AIM OF THE TASK
Return every line of the data below word for word, including the punctuation.

INPUT RECORDS
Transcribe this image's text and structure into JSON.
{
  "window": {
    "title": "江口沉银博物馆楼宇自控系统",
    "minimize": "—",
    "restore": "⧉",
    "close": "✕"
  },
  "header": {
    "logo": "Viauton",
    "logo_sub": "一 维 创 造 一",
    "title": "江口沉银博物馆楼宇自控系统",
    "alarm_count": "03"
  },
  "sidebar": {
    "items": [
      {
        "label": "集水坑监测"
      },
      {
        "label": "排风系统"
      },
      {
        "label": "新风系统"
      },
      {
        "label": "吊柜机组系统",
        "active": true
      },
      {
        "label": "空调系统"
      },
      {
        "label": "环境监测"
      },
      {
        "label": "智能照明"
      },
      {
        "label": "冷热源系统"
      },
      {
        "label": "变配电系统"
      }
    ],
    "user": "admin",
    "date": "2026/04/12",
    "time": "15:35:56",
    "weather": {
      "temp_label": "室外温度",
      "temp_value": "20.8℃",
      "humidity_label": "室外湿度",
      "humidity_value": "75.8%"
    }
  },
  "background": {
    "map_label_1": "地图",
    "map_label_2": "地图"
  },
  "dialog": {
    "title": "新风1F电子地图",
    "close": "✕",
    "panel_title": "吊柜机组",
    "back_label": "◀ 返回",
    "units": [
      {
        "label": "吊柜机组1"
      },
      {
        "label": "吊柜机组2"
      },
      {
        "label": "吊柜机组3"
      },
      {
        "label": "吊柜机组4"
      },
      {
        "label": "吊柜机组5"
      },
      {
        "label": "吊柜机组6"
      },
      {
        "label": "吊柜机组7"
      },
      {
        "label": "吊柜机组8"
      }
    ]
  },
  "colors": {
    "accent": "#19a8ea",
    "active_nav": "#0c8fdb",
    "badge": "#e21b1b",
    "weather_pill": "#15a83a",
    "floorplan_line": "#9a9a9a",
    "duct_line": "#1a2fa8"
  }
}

SOLUTION TO THE PROBLEM
Transcribe this image's text and structure into JSON.
{
  "window": {
    "title": "江口沉银博物馆楼宇自控系统",
    "minimize": "—",
    "restore": "⧉",
    "close": "✕"
  },
  "header": {
    "logo": "Viauton",
    "logo_sub": "一 维 创 造 一",
    "title": "江口沉银博物馆楼宇自控系统",
    "alarm_count": "03"
  },
  "sidebar": {
    "items": [
      {
        "label": "集水坑监测"
      },
      {
        "label": "排风系统"
      },
      {
        "label": "新风系统"
      },
      {
        "label": "吊柜机组系统",
        "active": true
      },
      {
        "label": "空调系统"
      },
      {
        "label": "环境监测"
      },
      {
        "label": "智能照明"
      },
      {
        "label": "冷热源系统"
      },
      {
        "label": "变配电系统"
      }
    ],
    "user": "admin",
    "date": "2026/04/12",
    "time": "15:35:56",
    "weather": {
      "temp_label": "室外温度",
      "temp_value": "20.8℃",
      "humidity_label": "室外湿度",
      "humidity_value": "75.8%"
    }
  },
  "background": {
    "map_label_1": "地图",
    "map_label_2": "地图"
  },
  "dialog": {
    "title": "新风1F电子地图",
    "close": "✕",
    "panel_title": "吊柜机组",
    "back_label": "◀ 返回",
    "units": [
      {
        "label": "吊柜机组1"
      },
      {
        "label": "吊柜机组2"
      },
      {
        "label": "吊柜机组3"
      },
      {
        "label": "吊柜机组4"
      },
      {
        "label": "吊柜机组5"
      },
      {
        "label": "吊柜机组6"
      },
      {
        "label": "吊柜机组7"
      },
      {
        "label": "吊柜机组8"
      }
    ]
  },
  "colors": {
    "accent": "#19a8ea",
    "active_nav": "#0c8fdb",
    "badge": "#e21b1b",
    "weather_pill": "#15a83a",
    "floorplan_line": "#9a9a9a",
    "duct_line": "#1a2fa8"
  }
}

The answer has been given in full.